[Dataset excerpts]
● ● ● ● ● ● ●

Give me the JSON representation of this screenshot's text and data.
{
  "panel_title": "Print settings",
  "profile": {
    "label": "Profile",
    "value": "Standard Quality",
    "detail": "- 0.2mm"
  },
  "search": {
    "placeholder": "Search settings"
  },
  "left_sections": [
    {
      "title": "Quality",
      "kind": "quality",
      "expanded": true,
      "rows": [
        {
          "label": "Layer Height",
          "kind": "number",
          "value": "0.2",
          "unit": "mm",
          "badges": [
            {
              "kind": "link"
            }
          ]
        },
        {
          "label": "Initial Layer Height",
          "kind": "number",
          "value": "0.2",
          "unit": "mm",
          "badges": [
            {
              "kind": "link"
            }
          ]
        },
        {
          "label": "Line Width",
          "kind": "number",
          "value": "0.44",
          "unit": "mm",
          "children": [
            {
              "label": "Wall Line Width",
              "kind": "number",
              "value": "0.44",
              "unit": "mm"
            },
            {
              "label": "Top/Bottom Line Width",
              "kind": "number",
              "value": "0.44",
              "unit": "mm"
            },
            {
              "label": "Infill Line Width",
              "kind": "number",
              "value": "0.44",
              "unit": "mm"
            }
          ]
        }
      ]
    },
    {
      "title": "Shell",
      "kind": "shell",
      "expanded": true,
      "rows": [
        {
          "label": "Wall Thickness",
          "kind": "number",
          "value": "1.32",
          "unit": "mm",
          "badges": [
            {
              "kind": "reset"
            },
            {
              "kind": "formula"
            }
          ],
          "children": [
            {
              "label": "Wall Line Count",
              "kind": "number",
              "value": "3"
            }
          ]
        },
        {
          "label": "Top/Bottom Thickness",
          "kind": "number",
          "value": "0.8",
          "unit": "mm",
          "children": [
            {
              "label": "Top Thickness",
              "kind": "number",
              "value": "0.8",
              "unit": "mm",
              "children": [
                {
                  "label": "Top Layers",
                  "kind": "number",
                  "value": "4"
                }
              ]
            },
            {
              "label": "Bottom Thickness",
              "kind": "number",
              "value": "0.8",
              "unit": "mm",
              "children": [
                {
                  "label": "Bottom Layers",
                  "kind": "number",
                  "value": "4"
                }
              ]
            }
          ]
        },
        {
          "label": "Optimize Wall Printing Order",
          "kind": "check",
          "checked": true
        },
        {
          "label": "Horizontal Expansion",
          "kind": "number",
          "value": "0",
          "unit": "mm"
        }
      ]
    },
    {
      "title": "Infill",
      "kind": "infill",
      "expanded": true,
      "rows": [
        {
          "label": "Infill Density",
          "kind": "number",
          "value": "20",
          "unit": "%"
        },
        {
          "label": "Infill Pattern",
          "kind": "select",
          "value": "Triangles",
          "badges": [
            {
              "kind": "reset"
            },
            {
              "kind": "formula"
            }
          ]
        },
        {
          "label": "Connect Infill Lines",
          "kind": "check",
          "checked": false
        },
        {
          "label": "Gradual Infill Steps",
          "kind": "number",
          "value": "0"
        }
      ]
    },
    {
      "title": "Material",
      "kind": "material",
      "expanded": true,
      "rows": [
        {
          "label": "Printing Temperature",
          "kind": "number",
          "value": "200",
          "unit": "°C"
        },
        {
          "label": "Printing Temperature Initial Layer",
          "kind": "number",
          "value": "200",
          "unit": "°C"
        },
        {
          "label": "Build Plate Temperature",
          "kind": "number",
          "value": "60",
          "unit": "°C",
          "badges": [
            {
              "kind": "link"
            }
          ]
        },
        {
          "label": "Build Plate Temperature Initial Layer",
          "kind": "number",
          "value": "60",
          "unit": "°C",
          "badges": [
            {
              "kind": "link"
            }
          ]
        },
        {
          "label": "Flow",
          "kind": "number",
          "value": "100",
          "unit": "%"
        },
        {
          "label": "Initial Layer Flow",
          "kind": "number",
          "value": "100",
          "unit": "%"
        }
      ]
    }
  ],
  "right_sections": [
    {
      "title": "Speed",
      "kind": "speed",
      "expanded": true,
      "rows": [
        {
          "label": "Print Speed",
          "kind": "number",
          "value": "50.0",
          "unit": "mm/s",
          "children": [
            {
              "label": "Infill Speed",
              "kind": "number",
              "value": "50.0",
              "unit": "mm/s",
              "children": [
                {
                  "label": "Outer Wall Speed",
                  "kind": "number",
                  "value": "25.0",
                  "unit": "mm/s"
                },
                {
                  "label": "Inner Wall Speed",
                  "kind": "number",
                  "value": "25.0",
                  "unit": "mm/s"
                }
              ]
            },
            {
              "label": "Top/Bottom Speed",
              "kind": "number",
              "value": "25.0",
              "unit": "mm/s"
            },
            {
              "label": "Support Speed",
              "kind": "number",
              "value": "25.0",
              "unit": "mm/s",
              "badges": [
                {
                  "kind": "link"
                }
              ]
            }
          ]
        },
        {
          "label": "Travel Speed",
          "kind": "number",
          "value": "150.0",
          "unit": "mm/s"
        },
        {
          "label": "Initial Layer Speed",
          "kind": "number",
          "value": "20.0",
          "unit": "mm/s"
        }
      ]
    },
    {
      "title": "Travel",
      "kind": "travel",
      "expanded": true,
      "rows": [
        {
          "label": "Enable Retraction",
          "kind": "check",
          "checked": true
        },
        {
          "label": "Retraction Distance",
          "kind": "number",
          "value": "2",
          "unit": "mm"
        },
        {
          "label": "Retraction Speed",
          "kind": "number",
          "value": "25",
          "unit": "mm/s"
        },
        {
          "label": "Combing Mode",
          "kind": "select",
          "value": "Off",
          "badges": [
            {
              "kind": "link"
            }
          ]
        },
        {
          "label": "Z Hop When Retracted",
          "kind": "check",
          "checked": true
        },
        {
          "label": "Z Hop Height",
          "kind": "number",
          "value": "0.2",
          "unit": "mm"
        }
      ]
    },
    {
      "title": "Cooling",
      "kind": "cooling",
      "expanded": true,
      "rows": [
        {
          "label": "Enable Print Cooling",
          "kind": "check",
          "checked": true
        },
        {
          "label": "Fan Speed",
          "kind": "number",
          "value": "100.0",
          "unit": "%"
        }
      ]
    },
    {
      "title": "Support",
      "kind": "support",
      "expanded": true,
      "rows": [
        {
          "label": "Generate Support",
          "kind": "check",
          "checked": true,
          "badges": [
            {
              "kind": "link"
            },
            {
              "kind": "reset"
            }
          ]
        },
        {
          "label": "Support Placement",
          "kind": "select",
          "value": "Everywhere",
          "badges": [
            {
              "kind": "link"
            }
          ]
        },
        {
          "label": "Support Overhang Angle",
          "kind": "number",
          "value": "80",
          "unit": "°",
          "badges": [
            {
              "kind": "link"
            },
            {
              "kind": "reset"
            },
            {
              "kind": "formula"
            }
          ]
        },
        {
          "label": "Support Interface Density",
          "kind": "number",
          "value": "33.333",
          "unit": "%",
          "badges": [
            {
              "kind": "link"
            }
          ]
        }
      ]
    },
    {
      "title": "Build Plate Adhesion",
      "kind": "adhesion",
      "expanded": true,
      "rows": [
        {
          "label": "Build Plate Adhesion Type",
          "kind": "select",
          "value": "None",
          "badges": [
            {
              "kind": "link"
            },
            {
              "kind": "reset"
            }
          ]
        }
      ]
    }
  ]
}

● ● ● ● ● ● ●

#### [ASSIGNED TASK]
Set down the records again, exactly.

#### [SOLUTION]
Give me the JSON representation of this screenshot's text and data.
{
  "panel_title": "Print settings",
  "profile": {
    "label": "Profile",
    "value": "Standard Quality",
    "detail": "- 0.2mm"
  },
  "search": {
    "placeholder": "Search settings"
  },
  "left_sections": [
    {
      "title": "Quality",
      "kind": "quality",
      "expanded": true,
      "rows": [
        {
          "label": "Layer Height",
          "kind": "number",
          "value": "0.2",
          "unit": "mm",
          "badges": [
            {
              "kind": "link"
            }
          ]
        },
        {
          "label": "Initial Layer Height",
          "kind": "number",
          "value": "0.2",
          "unit": "mm",
          "badges": [
            {
              "kind": "link"
            }
          ]
        },
        {
          "label": "Line Width",
          "kind": "number",
          "value": "0.44",
          "unit": "mm",
          "children": [
            {
              "label": "Wall Line Width",
              "kind": "number",
              "value": "0.44",
              "unit": "mm"
            },
            {
              "label": "Top/Bottom Line Width",
              "kind": "number",
              "value": "0.44",
              "unit": "mm"
            },
            {
              "label": "Infill Line Width",
              "kind": "number",
              "value": "0.44",
              "unit": "mm"
            }
          ]
        }
      ]
    },
    {
      "title": "Shell",
      "kind": "shell",
      "expanded": true,
      "rows": [
        {
          "label": "Wall Thickness",
          "kind": "number",
          "value": "1.32",
          "unit": "mm",
          "badges": [
            {
              "kind": "reset"
            },
            {
              "kind": "formula"
            }
          ],
          "children": [
            {
              "label": "Wall Line Count",
              "kind": "number",
              "value": "3"
            }
          ]
        },
        {
          "label": "Top/Bottom Thickness",
          "kind": "number",
          "value": "0.8",
          "unit": "mm",
          "children": [
            {
              "label": "Top Thickness",
              "kind": "number",
              "value": "0.8",
              "unit": "mm",
              "children": [
                {
                  "label": "Top Layers",
                  "kind": "number",
                  "value": "4"
                }
              ]
            },
            {
              "label": "Bottom Thickness",
              "kind": "number",
              "value": "0.8",
              "unit": "mm",
              "children": [
                {
                  "label": "Bottom Layers",
                  "kind": "number",
                  "value": "4"
                }
              ]
            }
          ]
        },
        {
          "label": "Optimize Wall Printing Order",
          "kind": "check",
          "checked": true
        },
        {
          "label": "Horizontal Expansion",
          "kind": "number",
          "value": "0",
          "unit": "mm"
        }
      ]
    },
    {
      "title": "Infill",
      "kind": "infill",
      "expanded": true,
      "rows": [
        {
          "label": "Infill Density",
          "kind": "number",
          "value": "20",
          "unit": "%"
        },
        {
          "label": "Infill Pattern",
          "kind": "select",
          "value": "Triangles",
          "badges": [
            {
              "kind": "reset"
            },
            {
              "kind": "formula"
            }
          ]
        },
        {
          "label": "Connect Infill Lines",
          "kind": "check",
          "checked": false
        },
        {
          "label": "Gradual Infill Steps",
          "kind": "number",
          "value": "0"
        }
      ]
    },
    {
      "title": "Material",
      "kind": "material",
      "expanded": true,
      "rows": [
        {
          "label": "Printing Temperature",
          "kind": "number",
          "value": "200",
          "unit": "°C"
        },
        {
          "label": "Printing Temperature Initial Layer",
          "kind": "number",
          "value": "200",
          "unit": "°C"
        },
        {
          "label": "Build Plate Temperature",
          "kind": "number",
          "value": "60",
          "unit": "°C",
          "badges": [
            {
              "kind": "link"
            }
          ]
        },
        {
          "label": "Build Plate Temperature Initial Layer",
          "kind": "number",
          "value": "60",
          "unit": "°C",
          "badges": [
            {
              "kind": "link"
            }
          ]
        },
        {
          "label": "Flow",
          "kind": "number",
          "value": "100",
          "unit": "%"
        },
        {
          "label": "Initial Layer Flow",
          "kind": "number",
          "value": "100",
          "unit": "%"
        }
      ]
    }
  ],
  "right_sections": [
    {
      "title": "Speed",
      "kind": "speed",
      "expanded": true,
      "rows": [
        {
          "label": "Print Speed",
          "kind": "number",
          "value": "50.0",
          "unit": "mm/s",
          "children": [
            {
              "label": "Infill Speed",
              "kind": "number",
              "value": "50.0",
              "unit": "mm/s",
              "children": [
                {
                  "label": "Outer Wall Speed",
                  "kind": "number",
                  "value": "25.0",
                  "unit": "mm/s"
                },
                {
                  "label": "Inner Wall Speed",
                  "kind": "number",
                  "value": "25.0",
                  "unit": "mm/s"
                }
              ]
            },
            {
              "label": "Top/Bottom Speed",
              "kind": "number",
              "value": "25.0",
              "unit": "mm/s"
            },
            {
              "label": "Support Speed",
              "kind": "number",
              "value": "25.0",
              "unit": "mm/s",
              "badges": [
                {
                  "kind": "link"
                }
              ]
            }
          ]
        },
        {
          "label": "Travel Speed",
          "kind": "number",
          "value": "150.0",
          "unit": "mm/s"
        },
        {
          "label": "Initial Layer Speed",
          "kind": "number",
          "value": "20.0",
          "unit": "mm/s"
        }
      ]
    },
    {
      "title": "Travel",
      "kind": "travel",
      "expanded": true,
      "rows": [
        {
          "label": "Enable Retraction",
          "kind": "check",
          "checked": true
        },
        {
          "label": "Retraction Distance",
          "kind": "number",
          "value": "2",
          "unit": "mm"
        },
        {
          "label": "Retraction Speed",
          "kind": "number",
          "value": "25",
          "unit": "mm/s"
        },
        {
          "label": "Combing Mode",
          "kind": "select",
          "value": "Off",
          "badges": [
            {
              "kind": "link"
            }
          ]
        },
        {
          "label": "Z Hop When Retracted",
          "kind": "check",
          "checked": true
        },
        {
          "label": "Z Hop Height",
          "kind": "number",
          "value": "0.2",
          "unit": "mm"
        }
      ]
    },
    {
      "title": "Cooling",
      "kind": "cooling",
      "expanded": true,
      "rows": [
        {
          "label": "Enable Print Cooling",
          "kind": "check",
          "checked": true
        },
        {
          "label": "Fan Speed",
          "kind": "number",
          "value": "100.0",
          "unit": "%"
        }
      ]
    },
    {
      "title": "Support",
      "kind": "support",
      "expanded": true,
      "rows": [
        {
          "label": "Generate Support",
          "kind": "check",
          "checked": true,
          "badges": [
            {
              "kind": "link"
            },
            {
              "kind": "reset"
            }
          ]
        },
        {
          "label": "Support Placement",
          "kind": "select",
          "value": "Everywhere",
          "badges": [
            {
              "kind": "link"
            }
          ]
        },
        {
          "label": "Support Overhang Angle",
          "kind": "number",
          "value": "80",
          "unit": "°",
          "badges": [
            {
              "kind": "link"
            },
            {
              "kind": "reset"
            },
            {
              "kind": "formula"
            }
          ]
        },
        {
          "label": "Support Interface Density",
          "kind": "number",
          "value": "33.333",
          "unit": "%",
          "badges": [
            {
              "kind": "link"
            }
          ]
        }
      ]
    },
    {
      "title": "Build Plate Adhesion",
      "kind": "adhesion",
      "expanded": true,
      "rows": [
        {
          "label": "Build Plate Adhesion Type",
          "kind": "select",
          "value": "None",
          "badges": [
            {
              "kind": "link"
            },
            {
              "kind": "reset"
            }
          ]
        }
      ]
    }
  ]
}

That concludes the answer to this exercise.